- Craving for Comfort Foods: Emotional eating is often associated with cravings for high-calorie, sugary, or processed comfort foods. Sleep deprivation can enhance the brain's response to these types of foods, making them more appealing. The desire for instant gratification and energy boost associated with such foods becomes a tempting solution during periods of tiredness and emotional stress.
- Coping Mechanism: Both emotional eating and sleep deprivation can be linked to a desire for emotional regulation and stress relief. Some of us may turn to food as a coping mechanism when feeling fatigued or emotionally overwhelmed due to lack of sleep. The soothing effect of certain foods may temporarily alleviate negative emotions, creating a cycle of dependence on emotional eating.
- Nighttime Eating Patterns: Sleep disruption can impact nighttime eating patterns. Those of us who are experiencing difficulty falling asleep or waking up during the night may be more prone to engage in late-night snacking. This behavior is often driven by a combination of physiological and emotional factors, further intertwining sleep quality and emotional eating habits.
- Mood Regulation: Adequate sleep is crucial for maintaining emotional resilience and regulating mood. When sleep is compromised, we may experience increased irritability, anxiety, or feelings of depression. Emotional eating can emerge as an attempt to regulate these negative emotions and find a sense of comfort.
How to Break Free
To break the cycle of emotional eating, it's essential to develop coping skills and self-care practices. By identifying stressors and implementing healthier ways to navigate them, we can reduce the reliance on food as a coping mechanism.
Meredith offers practical tips for building healthier habits, starting with self-awareness. By staying curious about our patterns and emotions, we can gradually shift our focus from judgment to understanding. Incorporating self-care practices, such as proper sleep, hydration, and regular meals, can contribute to overall well-being and help manage stress.
Also, many of us lose touch with our natural hunger cues over time, often due to societal pressures and diet culture. Rebuilding trust with these cues involves tuning into the body's signals and practicing mindful eating. Reconnect with your hunger cues and eat enough to satisfy the body's needs
Meredith also brings up the concept of "revenge bedtime procrastination" highlighting the tendency to indulge in unhealthy habits, such as late-night snacking, as a form of reward or escape. Exploring the reasons behind these habits and finding alternative coping mechanisms, will help you develop balanced and intentional approach to food choice

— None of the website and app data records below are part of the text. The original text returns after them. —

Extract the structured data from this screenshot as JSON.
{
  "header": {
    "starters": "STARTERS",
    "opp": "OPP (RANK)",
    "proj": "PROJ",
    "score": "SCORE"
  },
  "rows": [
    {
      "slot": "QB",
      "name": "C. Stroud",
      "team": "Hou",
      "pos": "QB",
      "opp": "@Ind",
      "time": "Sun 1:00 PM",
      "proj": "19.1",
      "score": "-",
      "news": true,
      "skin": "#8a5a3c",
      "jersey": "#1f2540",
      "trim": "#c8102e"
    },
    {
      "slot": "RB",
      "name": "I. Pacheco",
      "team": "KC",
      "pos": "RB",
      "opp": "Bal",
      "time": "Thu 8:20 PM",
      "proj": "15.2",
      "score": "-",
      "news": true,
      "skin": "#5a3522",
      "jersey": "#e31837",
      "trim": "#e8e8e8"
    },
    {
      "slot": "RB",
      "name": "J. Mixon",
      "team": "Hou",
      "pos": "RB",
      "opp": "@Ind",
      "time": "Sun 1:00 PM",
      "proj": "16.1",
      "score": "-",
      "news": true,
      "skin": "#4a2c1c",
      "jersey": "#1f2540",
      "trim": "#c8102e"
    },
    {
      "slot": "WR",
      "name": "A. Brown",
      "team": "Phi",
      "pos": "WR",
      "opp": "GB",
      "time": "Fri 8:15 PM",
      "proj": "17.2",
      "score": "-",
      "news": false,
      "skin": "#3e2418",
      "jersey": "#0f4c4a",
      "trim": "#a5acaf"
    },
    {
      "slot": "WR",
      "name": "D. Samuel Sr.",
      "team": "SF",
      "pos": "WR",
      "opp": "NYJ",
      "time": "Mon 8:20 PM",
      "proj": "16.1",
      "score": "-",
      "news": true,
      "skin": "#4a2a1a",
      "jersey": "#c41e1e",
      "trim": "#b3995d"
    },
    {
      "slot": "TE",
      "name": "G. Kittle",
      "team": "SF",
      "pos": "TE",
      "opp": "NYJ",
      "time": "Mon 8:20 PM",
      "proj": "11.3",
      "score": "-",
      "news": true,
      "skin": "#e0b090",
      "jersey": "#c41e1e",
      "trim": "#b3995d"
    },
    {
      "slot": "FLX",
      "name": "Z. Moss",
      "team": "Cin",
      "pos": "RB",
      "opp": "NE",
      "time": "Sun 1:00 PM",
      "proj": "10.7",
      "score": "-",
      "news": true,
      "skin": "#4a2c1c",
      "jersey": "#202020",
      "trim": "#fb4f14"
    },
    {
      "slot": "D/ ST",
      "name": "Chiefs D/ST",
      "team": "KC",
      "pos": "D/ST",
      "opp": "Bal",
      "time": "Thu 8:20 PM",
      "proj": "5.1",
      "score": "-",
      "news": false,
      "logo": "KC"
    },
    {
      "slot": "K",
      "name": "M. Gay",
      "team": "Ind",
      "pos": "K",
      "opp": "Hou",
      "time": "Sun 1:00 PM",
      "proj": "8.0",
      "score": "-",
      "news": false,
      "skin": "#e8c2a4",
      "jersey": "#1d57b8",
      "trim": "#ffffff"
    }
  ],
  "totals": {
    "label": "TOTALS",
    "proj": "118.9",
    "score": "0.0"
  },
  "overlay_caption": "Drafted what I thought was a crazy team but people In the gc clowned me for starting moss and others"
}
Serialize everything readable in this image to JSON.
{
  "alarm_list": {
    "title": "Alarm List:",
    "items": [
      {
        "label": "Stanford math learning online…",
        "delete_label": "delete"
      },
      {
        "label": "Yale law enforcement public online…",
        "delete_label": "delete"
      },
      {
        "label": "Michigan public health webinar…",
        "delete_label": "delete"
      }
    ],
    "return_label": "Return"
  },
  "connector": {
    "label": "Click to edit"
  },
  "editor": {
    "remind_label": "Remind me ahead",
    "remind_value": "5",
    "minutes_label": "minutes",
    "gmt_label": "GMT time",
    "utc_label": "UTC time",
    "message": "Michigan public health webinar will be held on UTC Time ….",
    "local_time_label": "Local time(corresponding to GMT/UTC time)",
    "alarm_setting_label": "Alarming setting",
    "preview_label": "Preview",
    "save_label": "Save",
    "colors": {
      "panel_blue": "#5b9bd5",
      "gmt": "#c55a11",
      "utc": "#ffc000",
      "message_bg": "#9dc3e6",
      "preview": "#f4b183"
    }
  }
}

Again, be curious about your emotional eating patterns and build awareness around the emotions that trigger unhealthy food choices. Understanding the 'why' behind emotional eating is a crucial step in breaking free from its grip. Mindful choices, rooted in self-awareness, can help disrupt the automatic response to stress and foster healthier coping mechanisms.